“It’s the type of music that I grew up listening to, and have continued to listen to all my life,” he reflects. “Sometimes I get a little bit queasy about it, because I hear what could be considered a more authentic sound from other Irish bands – where they hold onto their accents. They’re writing songs about Irish places and themes, whereas I haven’t done that.
“I just try to write the songs that I like,” he adds. “I can’t easily veer away from what I grew up feeling as what a song was.”
For one track, ‘Minnesota’ – which was originally released in 2020 – Mick enlisted the vocals of lauded Vermont singer-songwriter Anaïs Mitchell, largely because he felt that what he had penned was “too American-based.”
“It was around the time of the death of George Floyd [in Minneapolis, Minnesota], and I felt a bit icky about making commentary from afar,” he says. “So I asked Anaïs if she felt like these words rang through to her, and would she be willing to sing it as an American woman – because that’s the point of view of the song.”
Tennessee artist Valerie June, meanwhile, appears on the moving ‘The Fact’, which was inspired by a fatal crash involving a young man that Mick witnessed while driving on his own from Louisiana to Georgia. In fact, by the time Mick had arrived at his destination, he had completed the song – and performed it the next day as part of a recorded session at the Paste Studio in Atlanta.
“I just wrote the song in my head on the drive,” he reveals. “I couldn’t figure out the rental car, so I couldn’t listen to music. I was sitting in silence the whole way, so it was a good time to just practise that. I pulled over to the side of the road at one point, got my guitar out of the boot, figured out the chords, and recorded a demo of it on my phone.”
In his younger years, Mick’s musical influences fed into a somewhat romanticised image of America – something he had to face up to as he spent time over there in his early 20s.
“I had watched Bob Dylan’s No Direction Home documentary, where he goes to New York and meets all his contemporaries, starts writing lots of songs, and becomes very influential himself,” he recalls. “So I had this romantic idea when I went to New York that this was going to happen, and I was going to join the scene there. But Bob Dylan was there in the ‘60s, and I was there in the early ‘00s – very different times.
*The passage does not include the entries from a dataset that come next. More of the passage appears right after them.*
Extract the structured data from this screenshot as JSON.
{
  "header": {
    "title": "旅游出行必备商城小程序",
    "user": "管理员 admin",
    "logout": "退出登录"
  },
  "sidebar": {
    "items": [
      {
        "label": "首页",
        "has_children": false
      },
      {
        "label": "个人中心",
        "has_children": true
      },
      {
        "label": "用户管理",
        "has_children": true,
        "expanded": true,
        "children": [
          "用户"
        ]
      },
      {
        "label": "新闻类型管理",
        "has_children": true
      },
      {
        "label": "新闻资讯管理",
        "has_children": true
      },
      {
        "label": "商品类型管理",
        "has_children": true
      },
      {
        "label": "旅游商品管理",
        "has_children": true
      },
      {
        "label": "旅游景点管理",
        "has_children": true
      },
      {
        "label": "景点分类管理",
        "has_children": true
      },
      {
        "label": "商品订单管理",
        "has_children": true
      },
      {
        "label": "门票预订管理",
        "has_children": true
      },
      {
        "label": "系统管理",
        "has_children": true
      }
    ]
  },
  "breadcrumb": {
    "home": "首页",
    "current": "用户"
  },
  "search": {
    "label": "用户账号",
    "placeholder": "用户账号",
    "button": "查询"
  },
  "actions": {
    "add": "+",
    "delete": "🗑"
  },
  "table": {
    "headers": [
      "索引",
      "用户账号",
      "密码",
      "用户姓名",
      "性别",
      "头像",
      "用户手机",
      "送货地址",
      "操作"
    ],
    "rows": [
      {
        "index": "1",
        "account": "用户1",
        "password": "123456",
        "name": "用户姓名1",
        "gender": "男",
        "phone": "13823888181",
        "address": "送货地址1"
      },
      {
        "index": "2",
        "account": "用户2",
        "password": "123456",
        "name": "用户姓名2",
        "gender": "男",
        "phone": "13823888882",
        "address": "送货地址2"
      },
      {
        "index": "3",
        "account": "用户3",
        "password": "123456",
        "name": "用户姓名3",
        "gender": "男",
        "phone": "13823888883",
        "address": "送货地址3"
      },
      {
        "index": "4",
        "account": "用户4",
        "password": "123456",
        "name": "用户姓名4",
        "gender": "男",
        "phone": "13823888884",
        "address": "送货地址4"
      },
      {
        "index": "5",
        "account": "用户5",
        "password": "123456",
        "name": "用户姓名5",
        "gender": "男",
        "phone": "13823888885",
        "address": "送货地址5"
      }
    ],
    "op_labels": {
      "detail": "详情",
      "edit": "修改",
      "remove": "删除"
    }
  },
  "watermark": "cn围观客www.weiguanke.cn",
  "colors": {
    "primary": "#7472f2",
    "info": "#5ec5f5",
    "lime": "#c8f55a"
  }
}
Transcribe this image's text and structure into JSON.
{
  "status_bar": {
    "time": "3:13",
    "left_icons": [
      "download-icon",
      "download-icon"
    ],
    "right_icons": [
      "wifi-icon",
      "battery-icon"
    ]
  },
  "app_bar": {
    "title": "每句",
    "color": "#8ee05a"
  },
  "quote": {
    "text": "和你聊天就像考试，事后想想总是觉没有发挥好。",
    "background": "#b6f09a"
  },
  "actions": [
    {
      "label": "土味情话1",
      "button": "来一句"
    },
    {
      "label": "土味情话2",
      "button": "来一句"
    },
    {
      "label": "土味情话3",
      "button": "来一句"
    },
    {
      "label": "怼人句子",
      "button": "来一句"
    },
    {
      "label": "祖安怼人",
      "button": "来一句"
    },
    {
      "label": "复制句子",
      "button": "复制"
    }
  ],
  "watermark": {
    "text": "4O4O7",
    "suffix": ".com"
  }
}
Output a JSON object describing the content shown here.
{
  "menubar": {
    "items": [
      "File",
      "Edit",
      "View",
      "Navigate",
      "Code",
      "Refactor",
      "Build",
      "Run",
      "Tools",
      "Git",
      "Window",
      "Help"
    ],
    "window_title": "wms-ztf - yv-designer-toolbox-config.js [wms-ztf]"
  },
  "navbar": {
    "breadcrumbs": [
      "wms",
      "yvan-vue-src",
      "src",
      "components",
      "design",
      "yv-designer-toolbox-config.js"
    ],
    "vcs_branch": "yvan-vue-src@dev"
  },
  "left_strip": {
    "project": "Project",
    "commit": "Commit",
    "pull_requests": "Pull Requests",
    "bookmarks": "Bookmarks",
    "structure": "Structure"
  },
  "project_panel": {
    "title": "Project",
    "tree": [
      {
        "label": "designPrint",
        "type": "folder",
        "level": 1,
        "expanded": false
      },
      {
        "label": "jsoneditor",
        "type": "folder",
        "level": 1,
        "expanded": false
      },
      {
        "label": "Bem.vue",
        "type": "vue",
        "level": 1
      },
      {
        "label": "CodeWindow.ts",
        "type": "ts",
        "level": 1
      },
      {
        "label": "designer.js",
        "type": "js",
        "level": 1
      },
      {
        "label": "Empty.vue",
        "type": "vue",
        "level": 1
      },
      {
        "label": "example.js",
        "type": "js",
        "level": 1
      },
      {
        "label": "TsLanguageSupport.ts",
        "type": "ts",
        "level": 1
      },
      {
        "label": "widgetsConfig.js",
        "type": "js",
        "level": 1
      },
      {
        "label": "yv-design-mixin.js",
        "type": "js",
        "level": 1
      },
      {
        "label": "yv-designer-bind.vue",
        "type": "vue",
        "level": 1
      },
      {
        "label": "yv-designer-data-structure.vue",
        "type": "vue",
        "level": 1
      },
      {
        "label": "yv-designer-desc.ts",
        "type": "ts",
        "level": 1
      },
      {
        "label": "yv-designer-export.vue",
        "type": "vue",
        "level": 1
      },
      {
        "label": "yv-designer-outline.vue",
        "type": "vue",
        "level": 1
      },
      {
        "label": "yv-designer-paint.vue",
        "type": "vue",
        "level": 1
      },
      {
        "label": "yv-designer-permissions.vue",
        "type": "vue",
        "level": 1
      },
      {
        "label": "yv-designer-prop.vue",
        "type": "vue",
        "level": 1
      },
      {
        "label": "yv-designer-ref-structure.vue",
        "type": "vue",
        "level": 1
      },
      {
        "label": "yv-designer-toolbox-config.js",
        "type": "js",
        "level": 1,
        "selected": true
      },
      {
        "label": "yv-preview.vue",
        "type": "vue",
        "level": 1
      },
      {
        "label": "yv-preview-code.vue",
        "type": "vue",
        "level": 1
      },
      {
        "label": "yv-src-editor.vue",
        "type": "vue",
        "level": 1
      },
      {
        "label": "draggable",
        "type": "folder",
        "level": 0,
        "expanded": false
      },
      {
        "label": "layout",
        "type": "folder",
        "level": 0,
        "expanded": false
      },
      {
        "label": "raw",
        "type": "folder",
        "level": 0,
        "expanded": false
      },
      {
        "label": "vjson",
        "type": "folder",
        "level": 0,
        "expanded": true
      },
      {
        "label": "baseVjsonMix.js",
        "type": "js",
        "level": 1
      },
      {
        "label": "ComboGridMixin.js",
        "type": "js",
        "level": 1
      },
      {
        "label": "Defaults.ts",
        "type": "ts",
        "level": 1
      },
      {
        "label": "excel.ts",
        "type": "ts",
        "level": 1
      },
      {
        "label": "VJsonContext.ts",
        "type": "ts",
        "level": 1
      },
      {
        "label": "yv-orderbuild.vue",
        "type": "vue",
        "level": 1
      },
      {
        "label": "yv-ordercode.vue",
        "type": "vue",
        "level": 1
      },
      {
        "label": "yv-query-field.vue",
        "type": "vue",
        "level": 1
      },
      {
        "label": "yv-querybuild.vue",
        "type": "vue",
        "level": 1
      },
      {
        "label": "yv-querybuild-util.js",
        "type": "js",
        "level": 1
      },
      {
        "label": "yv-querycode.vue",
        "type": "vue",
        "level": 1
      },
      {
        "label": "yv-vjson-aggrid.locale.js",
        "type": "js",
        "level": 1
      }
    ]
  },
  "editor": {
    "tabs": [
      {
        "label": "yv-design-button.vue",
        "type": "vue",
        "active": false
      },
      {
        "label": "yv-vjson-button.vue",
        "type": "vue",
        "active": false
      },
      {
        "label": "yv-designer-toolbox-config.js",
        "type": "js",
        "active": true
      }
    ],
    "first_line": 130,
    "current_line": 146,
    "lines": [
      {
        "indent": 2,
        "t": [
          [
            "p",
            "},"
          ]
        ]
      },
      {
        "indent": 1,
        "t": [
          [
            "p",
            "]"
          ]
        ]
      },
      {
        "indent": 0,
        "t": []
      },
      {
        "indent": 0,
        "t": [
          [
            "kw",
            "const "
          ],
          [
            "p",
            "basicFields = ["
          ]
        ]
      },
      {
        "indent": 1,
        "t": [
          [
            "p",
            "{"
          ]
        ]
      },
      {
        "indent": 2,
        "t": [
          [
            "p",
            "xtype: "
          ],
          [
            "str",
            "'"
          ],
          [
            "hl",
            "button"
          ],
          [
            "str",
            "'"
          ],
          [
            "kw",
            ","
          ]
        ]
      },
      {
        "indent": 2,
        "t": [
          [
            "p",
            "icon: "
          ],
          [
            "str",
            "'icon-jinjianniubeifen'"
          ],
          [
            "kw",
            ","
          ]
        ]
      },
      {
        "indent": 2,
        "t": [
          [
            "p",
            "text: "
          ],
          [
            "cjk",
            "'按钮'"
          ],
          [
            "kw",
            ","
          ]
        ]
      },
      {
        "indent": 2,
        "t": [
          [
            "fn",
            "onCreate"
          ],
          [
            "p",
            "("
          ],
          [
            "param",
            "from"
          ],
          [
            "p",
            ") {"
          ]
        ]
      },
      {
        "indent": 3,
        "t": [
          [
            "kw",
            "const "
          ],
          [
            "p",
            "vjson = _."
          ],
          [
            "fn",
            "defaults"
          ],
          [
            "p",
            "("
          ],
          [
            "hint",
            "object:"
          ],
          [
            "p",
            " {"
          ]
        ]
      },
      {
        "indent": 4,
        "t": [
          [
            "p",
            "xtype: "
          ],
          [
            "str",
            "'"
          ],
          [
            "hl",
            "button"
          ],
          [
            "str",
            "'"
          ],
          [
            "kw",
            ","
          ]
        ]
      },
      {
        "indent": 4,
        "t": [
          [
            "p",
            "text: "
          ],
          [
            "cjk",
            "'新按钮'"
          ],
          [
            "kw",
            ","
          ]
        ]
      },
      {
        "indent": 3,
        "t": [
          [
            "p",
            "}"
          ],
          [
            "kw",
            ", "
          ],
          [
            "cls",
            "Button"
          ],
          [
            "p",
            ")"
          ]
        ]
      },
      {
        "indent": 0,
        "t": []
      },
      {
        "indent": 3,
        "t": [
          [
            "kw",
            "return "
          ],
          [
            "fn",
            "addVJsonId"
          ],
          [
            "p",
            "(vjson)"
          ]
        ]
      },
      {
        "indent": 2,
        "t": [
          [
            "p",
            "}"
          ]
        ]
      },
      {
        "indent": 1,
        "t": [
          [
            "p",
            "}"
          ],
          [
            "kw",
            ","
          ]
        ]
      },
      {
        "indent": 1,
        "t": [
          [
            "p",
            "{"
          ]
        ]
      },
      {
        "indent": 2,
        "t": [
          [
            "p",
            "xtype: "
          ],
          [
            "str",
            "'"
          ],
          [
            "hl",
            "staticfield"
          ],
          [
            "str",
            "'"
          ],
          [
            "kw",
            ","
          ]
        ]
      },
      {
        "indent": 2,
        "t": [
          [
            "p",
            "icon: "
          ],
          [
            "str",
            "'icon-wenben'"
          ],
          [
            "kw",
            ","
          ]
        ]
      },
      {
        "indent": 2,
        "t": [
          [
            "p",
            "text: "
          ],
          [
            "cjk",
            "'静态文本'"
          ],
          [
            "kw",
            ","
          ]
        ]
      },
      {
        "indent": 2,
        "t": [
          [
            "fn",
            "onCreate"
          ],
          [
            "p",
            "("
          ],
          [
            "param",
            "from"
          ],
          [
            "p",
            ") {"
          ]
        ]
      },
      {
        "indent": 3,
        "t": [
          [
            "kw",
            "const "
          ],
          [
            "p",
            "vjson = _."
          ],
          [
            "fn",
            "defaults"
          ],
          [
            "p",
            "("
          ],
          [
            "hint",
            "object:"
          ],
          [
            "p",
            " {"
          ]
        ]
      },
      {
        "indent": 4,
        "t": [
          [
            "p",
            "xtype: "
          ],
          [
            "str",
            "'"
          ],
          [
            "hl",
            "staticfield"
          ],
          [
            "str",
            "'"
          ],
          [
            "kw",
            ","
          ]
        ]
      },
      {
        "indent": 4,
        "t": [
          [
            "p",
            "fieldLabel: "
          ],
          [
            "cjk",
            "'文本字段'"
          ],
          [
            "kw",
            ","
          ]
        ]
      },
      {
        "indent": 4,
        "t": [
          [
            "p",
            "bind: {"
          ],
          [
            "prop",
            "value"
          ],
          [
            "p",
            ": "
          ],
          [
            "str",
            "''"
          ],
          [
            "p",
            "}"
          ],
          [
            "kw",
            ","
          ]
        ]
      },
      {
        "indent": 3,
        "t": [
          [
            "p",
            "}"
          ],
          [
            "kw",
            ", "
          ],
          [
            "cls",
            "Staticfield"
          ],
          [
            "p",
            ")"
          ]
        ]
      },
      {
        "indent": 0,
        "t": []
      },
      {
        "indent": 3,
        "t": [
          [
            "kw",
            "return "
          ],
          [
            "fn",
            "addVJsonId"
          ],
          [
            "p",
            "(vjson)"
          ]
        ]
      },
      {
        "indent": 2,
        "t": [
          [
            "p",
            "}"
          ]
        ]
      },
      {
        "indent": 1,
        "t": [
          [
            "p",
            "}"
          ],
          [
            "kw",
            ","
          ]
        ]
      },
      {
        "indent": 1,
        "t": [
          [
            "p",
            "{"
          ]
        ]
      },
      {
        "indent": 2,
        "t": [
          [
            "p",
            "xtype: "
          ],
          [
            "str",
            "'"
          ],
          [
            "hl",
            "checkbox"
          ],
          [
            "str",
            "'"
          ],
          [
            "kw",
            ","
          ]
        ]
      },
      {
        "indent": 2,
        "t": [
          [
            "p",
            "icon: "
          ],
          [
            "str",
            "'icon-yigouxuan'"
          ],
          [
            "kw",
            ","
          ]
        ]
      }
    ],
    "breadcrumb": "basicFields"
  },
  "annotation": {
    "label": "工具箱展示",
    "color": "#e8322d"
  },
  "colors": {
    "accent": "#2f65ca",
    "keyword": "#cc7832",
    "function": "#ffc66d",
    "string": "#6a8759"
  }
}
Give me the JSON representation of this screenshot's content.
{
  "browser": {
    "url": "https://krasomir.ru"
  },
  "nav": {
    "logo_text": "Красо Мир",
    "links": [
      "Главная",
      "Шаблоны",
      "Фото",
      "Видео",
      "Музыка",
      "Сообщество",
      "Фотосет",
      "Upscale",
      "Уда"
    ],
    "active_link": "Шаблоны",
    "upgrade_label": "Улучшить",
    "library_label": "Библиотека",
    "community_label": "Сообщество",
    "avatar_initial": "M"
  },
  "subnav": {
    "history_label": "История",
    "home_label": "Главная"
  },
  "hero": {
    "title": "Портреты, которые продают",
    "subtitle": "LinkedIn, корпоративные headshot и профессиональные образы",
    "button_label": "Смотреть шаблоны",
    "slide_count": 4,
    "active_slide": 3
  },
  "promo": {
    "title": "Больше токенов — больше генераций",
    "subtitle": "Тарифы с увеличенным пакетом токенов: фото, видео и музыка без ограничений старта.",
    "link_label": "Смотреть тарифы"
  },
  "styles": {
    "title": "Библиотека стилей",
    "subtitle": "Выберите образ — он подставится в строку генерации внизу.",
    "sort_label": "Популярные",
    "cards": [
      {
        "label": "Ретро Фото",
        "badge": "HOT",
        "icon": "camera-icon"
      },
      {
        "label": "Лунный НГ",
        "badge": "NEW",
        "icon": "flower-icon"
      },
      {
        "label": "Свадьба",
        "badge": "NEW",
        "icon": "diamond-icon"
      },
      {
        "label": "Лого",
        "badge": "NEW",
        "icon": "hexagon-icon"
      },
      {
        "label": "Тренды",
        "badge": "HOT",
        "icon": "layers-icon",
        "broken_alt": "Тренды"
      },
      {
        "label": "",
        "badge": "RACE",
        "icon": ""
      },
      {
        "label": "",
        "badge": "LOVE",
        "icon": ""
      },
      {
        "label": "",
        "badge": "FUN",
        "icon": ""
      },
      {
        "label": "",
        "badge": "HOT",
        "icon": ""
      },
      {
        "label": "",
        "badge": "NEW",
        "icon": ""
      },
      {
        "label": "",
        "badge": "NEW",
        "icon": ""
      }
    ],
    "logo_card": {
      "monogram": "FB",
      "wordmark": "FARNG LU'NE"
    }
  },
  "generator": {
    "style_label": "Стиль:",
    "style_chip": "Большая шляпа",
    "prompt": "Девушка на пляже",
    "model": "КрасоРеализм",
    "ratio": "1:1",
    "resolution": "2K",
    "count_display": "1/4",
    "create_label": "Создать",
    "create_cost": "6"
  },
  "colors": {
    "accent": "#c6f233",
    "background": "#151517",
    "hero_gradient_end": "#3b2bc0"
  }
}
It’s very hard to be romantic about that country now, because of the political environment in America, and the growing divergence and polarisation of thought over there. It seems in such turmoil.
“Although,” he adds, “when I’ve travelled there, the turmoil almost feels thrust upon America. When you go to a gig there, or stay in people’s houses, you just meet lovely people all the time.”
Like the best of John Prine’s work, Mick’s songs are deeply empathetic, while also striking that balance between earnestness and natural cynicism.
“I’d be adverse to full-on earnest, breath-y, shoegaze-y, woe-is-me kind of stuff,” he says. “So I’m happy that there’s a few more light-hearted songs on this! John Prine was the king of writing tongue-and-cheek lyrics. Like his song ‘When I Get To Heaven’. I just fucking love that song. It’s so clever.”
One of the Goodtime Charlie’s emotional highlights is the final track, ‘Push The Cart’, which Mick describes to me now as “kind of an agnostic song.” Interestingly, it follows ‘What They Say’, a song laden with religious references.
“Now that you mention it, I actually did deliberately put those two songs together,” he notes. “I’ve always been curious about, ‘What the fuck is going on? What is this? How did the universe get here?’
“And free will is a constant subject that’s been on my mind a lot,” he adds. “Are any of us in control, or are we all dash-cams on the head of a horse?”
• Goodtime Charlie is out now. See a full list of Mick's upcoming dates here.